A Prince George's County Circuit Court jury yesterday acquitted a Laurel teenager of first-degree felony murder in a highly publicized attack on a Salvadoran immigrant but found him guilty of three counts of second-degree assault.
After a 2 1/2-day trial, the jury deliberated for nearly three hours before reaching its verdict on Kellie Day Martin, 19. Martin, who was jailed shortly after the fatal Sept. 4, 1998, assault on Gilberto Hernandez and released on bond in May, was ordered into immediate custody by Circuit Court Judge E. Allen Shepherd.
Hernandez, 40, was attacked in Laurel by a group of teenagers as he walked home from work. He was chased and knocked to the concrete, suffering a skull fracture. Two younger Hernandez brothers escaped the attackers, one on bicycle, one on foot.
Prosecutors alleged during the trial that Martin inflicted a "soccer-style kick" to Gilberto Hernandez after he had been knocked to the ground and rendered unconscious by another attacker. Prosecutors alleged that Martin's kick caused a second skull fracture. Defense attorneys said Martin only nudged the victim with his foot to see whether he was badly hurt.
Martin could be sentenced to a maximum of 10 years in prison for each count of second-degree assault.

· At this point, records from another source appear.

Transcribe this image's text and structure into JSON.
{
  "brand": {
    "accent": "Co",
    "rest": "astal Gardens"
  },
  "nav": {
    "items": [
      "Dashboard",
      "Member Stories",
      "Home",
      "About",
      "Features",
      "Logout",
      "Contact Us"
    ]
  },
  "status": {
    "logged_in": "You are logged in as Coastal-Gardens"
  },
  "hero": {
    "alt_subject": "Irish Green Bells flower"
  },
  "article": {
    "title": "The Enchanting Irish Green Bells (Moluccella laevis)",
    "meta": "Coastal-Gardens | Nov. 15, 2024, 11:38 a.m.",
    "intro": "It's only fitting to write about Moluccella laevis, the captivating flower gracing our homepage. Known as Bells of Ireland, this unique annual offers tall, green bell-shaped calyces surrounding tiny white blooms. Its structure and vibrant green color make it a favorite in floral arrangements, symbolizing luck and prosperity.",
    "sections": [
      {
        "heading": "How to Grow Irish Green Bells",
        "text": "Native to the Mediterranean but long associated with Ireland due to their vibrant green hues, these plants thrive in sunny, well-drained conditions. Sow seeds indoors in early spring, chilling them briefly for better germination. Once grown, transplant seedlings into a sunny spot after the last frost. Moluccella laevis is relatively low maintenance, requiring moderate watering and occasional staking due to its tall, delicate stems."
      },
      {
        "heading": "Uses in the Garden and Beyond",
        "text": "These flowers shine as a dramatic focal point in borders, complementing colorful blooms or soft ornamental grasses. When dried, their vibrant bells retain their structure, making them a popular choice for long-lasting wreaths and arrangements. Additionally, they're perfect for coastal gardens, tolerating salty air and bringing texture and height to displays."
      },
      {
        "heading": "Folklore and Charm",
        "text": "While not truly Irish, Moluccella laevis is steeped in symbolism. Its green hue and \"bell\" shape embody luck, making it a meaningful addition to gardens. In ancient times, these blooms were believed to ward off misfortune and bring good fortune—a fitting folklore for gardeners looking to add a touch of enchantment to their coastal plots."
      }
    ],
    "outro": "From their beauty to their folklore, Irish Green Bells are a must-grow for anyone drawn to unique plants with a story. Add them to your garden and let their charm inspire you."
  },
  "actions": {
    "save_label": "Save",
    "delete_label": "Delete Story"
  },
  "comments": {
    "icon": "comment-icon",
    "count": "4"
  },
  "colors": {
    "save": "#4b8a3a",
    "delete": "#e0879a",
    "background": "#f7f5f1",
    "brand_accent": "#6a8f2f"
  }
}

State sentencing guidelines call for a sentence of probation to two years in prison, his defense attorneys said. Shepherd scheduled sentencing for Dec. 16.
Despite the guilty verdicts on the assault charges, a Latino advocate who has been sharply critical of the way State's Attorney Jack B. Johnson has prosecuted the case accused Johnson of "throwing" the Martin prosecution.
"From the beginning, the prosecutor's office was throwing this case, and defense attorneys did what they should. They stayed out of their way," said Bill Stagg, director of the county's Hispanic Resource Center. A member of Johnson's staff said the prosecutor will not comment until after the third defendant in the case is tried.
Stagg noted that the opening statement by Assistant State's Attorney Fran Longwell, who prosecuted Martin, made no mention of a robbery attempt, which one of the surviving Hernandez brothers alleges sparked the attack. In interviews over the last year, Johnson has repeatedly said there was no clear motive for the attack and no credible evidence of a robbery attempt.
To obtain a first-degree felony murder conviction against Martin, prosecutors needed to prove that the fatal attack occurred during the commission of a robbery.
Felony murder was the most serious charge Martin faced. On Tuesday, on a motion by Assistant Public Defender David Harding, Shepherd dismissed most of the major charges: first-degree premeditated murder, second-degree murder, manslaughter, involuntary manslaughter and first-degree assault.
Martin is the second teenager convicted in the case. Last month, a Circuit Court jury convicted Cochise Iraun "Cody" Queen, 18, of involuntary manslaughter and two counts of second-degree assault. Shepherd sentenced him to 15 years in prison. A third teenager, Steven Darby, 17, is scheduled to go on trial Nov. 29.